Autism New Zealand Chief Executive Dane Dougan says families want a place where clinical diagnostic and support services can be linked, instead of the fragmented support on offer. 
Victoria University of Wellington already runs its Early Start Denver Model early intervention clinics from the centre – this programme is also funded by the IHC Foundation – and respite and residential services provider Spectrum Care is based there too. 

Dane says the plan is that a family will get a diagnosis at the centre and then be able to access support and intervention services. “The goal here is to have the therapists working together,” he says. 
Some of the therapy rooms have yet to be tenanted, and Dane says he envisages that the spaces will be used for speech/language therapy, diagnosis and post-diagnosis support, counselling, and occupational and behavioural therapy.

“The average age of diagnosis is six and that is not acceptable.  Early intervention is best.”
Autism New Zealand is based at the centre, along with its Research and Advocacy Advisor Larah van der Meer. Larah is carrying out research in partnership with New Zealand and Australian-based colleagues through the Cooperative Research Centre for Living with Autism. Her goal is early identification and diagnosis of autism and early support.

Larah has been conducting surveys among adults with autism, and carers and health professionals involved in diagnosis across the public and private systems, looking at the age that diagnosis is occurring and evaluating diagnostic processes and satisfaction with the process as well as the support received after diagnosis.

Her research is designed to show what is working well and where the needs are. The aim is for this research to help inform not only the development of services within the Autism Resource Centre but also autism diagnostic and support systems across New Zealand.

Photo caption: Open day – (from left) Wolfgang, Eden, Nani and Destiny Fruean join the crowds at the Autism Resource Centre.

 

This story was published in Community Moves.

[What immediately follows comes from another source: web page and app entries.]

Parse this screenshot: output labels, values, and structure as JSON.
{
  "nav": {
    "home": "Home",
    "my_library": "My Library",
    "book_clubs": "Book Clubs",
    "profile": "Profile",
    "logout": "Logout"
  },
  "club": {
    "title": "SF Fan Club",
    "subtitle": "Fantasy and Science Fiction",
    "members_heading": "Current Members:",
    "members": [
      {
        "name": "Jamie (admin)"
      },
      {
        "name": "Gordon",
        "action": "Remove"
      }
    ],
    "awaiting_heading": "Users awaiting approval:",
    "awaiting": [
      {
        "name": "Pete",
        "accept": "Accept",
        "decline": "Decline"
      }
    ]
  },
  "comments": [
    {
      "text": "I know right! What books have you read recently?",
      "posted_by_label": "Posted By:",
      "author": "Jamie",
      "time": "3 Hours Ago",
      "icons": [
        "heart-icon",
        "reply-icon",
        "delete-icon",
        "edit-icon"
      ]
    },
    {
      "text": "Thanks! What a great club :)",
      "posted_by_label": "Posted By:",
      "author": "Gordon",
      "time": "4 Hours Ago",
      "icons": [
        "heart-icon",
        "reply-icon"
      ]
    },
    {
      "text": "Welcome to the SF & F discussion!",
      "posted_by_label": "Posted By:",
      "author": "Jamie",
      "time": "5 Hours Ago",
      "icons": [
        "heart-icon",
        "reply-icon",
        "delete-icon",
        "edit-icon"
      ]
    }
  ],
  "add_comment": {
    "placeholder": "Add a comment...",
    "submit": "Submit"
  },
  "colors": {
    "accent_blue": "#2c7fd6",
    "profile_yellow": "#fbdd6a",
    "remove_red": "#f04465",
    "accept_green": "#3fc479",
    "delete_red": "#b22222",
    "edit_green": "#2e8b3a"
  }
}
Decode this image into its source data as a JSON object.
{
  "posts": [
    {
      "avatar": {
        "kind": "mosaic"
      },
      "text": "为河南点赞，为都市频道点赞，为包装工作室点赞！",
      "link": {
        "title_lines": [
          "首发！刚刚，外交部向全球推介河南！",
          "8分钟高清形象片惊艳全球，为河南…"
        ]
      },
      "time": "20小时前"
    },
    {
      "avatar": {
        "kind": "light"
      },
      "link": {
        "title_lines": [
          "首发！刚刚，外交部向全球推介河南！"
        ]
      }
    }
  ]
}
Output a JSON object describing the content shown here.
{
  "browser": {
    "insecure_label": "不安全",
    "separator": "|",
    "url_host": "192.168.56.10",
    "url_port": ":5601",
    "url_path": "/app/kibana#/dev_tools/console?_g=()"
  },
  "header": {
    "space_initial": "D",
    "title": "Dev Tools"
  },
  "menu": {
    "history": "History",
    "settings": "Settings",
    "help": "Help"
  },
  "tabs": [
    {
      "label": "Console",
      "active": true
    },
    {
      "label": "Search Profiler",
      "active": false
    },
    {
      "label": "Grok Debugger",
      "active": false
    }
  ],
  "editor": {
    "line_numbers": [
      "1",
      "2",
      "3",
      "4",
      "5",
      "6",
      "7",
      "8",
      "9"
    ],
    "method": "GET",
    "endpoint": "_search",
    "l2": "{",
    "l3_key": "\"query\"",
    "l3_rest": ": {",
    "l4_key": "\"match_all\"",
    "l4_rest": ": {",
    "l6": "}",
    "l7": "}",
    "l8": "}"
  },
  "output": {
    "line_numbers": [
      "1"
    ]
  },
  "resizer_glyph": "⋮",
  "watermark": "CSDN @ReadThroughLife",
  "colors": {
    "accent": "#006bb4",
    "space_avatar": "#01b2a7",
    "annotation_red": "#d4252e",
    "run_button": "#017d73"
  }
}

The magazine is posted free to all IHC members.

Read the full issue of Community Moves online here.